Work request
Would it be possible to reproduce every entry exactly, please?

Data listing
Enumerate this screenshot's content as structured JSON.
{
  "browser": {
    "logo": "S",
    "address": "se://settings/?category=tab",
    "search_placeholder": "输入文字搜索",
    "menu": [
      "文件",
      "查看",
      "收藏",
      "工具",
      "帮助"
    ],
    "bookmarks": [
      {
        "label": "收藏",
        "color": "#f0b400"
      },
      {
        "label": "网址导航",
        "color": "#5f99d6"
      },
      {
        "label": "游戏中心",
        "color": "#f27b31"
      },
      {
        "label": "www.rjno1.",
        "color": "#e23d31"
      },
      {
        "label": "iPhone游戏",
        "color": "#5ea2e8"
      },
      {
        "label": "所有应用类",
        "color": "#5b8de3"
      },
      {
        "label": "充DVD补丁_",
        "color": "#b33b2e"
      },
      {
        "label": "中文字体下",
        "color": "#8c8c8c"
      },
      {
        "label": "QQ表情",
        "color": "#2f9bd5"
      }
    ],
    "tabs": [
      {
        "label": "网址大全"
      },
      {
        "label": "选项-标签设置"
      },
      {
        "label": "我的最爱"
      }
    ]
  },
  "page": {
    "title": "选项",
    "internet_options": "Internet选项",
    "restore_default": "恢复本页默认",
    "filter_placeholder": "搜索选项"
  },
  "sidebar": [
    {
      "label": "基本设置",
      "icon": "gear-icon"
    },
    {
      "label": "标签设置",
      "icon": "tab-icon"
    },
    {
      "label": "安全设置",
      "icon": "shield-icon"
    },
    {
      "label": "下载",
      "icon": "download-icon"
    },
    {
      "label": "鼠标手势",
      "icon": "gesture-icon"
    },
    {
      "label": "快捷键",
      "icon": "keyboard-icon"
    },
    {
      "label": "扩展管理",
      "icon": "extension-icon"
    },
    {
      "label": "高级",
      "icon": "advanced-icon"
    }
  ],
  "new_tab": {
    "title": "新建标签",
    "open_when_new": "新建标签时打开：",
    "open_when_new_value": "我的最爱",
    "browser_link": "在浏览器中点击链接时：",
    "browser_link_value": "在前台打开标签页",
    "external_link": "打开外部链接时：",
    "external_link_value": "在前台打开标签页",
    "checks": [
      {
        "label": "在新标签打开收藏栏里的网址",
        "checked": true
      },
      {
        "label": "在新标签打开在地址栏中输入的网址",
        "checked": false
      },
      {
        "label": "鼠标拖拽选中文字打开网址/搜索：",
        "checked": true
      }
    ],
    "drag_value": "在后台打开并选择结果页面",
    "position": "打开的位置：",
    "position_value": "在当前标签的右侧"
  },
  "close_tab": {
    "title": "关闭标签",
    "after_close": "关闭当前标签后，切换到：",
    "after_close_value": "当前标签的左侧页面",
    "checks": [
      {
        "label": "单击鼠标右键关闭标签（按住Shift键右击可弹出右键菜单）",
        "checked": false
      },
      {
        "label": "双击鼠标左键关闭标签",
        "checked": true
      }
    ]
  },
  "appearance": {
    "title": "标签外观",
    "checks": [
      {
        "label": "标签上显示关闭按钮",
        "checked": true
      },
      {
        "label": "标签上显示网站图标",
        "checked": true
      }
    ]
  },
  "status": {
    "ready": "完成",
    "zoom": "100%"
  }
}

Task solution
Enumerate this screenshot's content as structured JSON.
{
  "browser": {
    "logo": "S",
    "address": "se://settings/?category=tab",
    "search_placeholder": "输入文字搜索",
    "menu": [
      "文件",
      "查看",
      "收藏",
      "工具",
      "帮助"
    ],
    "bookmarks": [
      {
        "label": "收藏",
        "color": "#f0b400"
      },
      {
        "label": "网址导航",
        "color": "#5f99d6"
      },
      {
        "label": "游戏中心",
        "color": "#f27b31"
      },
      {
        "label": "www.rjno1.",
        "color": "#e23d31"
      },
      {
        "label": "iPhone游戏",
        "color": "#5ea2e8"
      },
      {
        "label": "所有应用类",
        "color": "#5b8de3"
      },
      {
        "label": "充DVD补丁_",
        "color": "#b33b2e"
      },
      {
        "label": "中文字体下",
        "color": "#8c8c8c"
      },
      {
        "label": "QQ表情",
        "color": "#2f9bd5"
      }
    ],
    "tabs": [
      {
        "label": "网址大全"
      },
      {
        "label": "选项-标签设置"
      },
      {
        "label": "我的最爱"
      }
    ]
  },
  "page": {
    "title": "选项",
    "internet_options": "Internet选项",
    "restore_default": "恢复本页默认",
    "filter_placeholder": "搜索选项"
  },
  "sidebar": [
    {
      "label": "基本设置",
      "icon": "gear-icon"
    },
    {
      "label": "标签设置",
      "icon": "tab-icon"
    },
    {
      "label": "安全设置",
      "icon": "shield-icon"
    },
    {
      "label": "下载",
      "icon": "download-icon"
    },
    {
      "label": "鼠标手势",
      "icon": "gesture-icon"
    },
    {
      "label": "快捷键",
      "icon": "keyboard-icon"
    },
    {
      "label": "扩展管理",
      "icon": "extension-icon"
    },
    {
      "label": "高级",
      "icon": "advanced-icon"
    }
  ],
  "new_tab": {
    "title": "新建标签",
    "open_when_new": "新建标签时打开：",
    "open_when_new_value": "我的最爱",
    "browser_link": "在浏览器中点击链接时：",
    "browser_link_value": "在前台打开标签页",
    "external_link": "打开外部链接时：",
    "external_link_value": "在前台打开标签页",
    "checks": [
      {
        "label": "在新标签打开收藏栏里的网址",
        "checked": true
      },
      {
        "label": "在新标签打开在地址栏中输入的网址",
        "checked": false
      },
      {
        "label": "鼠标拖拽选中文字打开网址/搜索：",
        "checked": true
      }
    ],
    "drag_value": "在后台打开并选择结果页面",
    "position": "打开的位置：",
    "position_value": "在当前标签的右侧"
  },
  "close_tab": {
    "title": "关闭标签",
    "after_close": "关闭当前标签后，切换到：",
    "after_close_value": "当前标签的左侧页面",
    "checks": [
      {
        "label": "单击鼠标右键关闭标签（按住Shift键右击可弹出右键菜单）",
        "checked": false
      },
      {
        "label": "双击鼠标左键关闭标签",
        "checked": true
      }
    ]
  },
  "appearance": {
    "title": "标签外观",
    "checks": [
      {
        "label": "标签上显示关闭按钮",
        "checked": true
      },
      {
        "label": "标签上显示网站图标",
        "checked": true
      }
    ]
  },
  "status": {
    "ready": "完成",
    "zoom": "100%"
  }
}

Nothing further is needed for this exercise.